Our Century

The night-soil men cometh

Lilian Smith, Walsall Born 1914

Lilian Smith

"I was born in August 1914, so it must have been me that started the First World War!

"We lived in Wolverhampton Street, Bilston and there was this great big row of flats at the bottom of the garden. I used to hear the men coming at night to take away something. They made a heck of a racket, all shouting out at each other and everything.

"I was brought up in Scotland so when someone talked about the "night silers," I hadn't a clue what they meant. I figured out later that it was the Black Country pronunciation of 'night soil,' the mixture of excrement and earth from the earth closets.

"I write quite a bit of poetry, usually under the name of Granny Smith.
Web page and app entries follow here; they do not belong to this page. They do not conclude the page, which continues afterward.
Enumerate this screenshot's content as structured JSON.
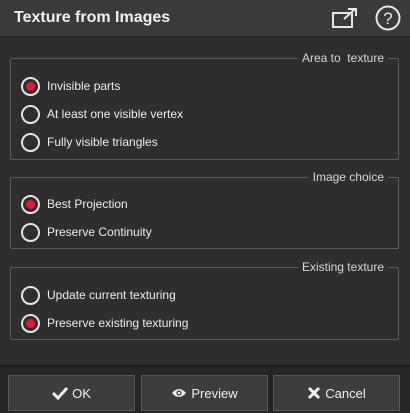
{
  "header": {
    "title": "Texture from Images",
    "icons": [
      "undock-icon",
      "help-icon"
    ]
  },
  "area_group": {
    "legend": "Area to  texture",
    "options": [
      {
        "label": "Invisible parts",
        "checked": true
      },
      {
        "label": "At least one visible vertex",
        "checked": false
      },
      {
        "label": "Fully visible triangles",
        "checked": false
      }
    ]
  },
  "image_group": {
    "legend": "Image choice",
    "options": [
      {
        "label": "Best Projection",
        "checked": true
      },
      {
        "label": "Preserve Continuity",
        "checked": false
      }
    ]
  },
  "existing_group": {
    "legend": "Existing texture",
    "options": [
      {
        "label": "Update current texturing",
        "checked": false
      },
      {
        "label": "Preserve existing texturing",
        "checked": true
      }
    ]
  },
  "footer": {
    "ok_label": "OK",
    "preview_label": "Preview",
    "cancel_label": "Cancel"
  },
  "colors": {
    "accent": "#e8123c",
    "background": "#2e2e2e",
    "header": "#3a3a3a"
  }
}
I wrote this poem about that memory all those years ago when I was young:

Late Friday nights it would always be
A battering and clattering down our entry.
I'd waken with a start and ask our mum,
Whatever that noise was - somebody's drum?
'Now, I've told you before, get back into bed,
'It won't take very long, don't worry your head.
'It's the 'night silers' you hear, and that's their dogs,
'Their horse and cart's outside, and they're emptying the bogs."

"I have an older friend who told me that when they were emptying the closets near her home the men found the body of a new-born baby.

"It happened but it was the sort of thing nobody ever talked about in those days.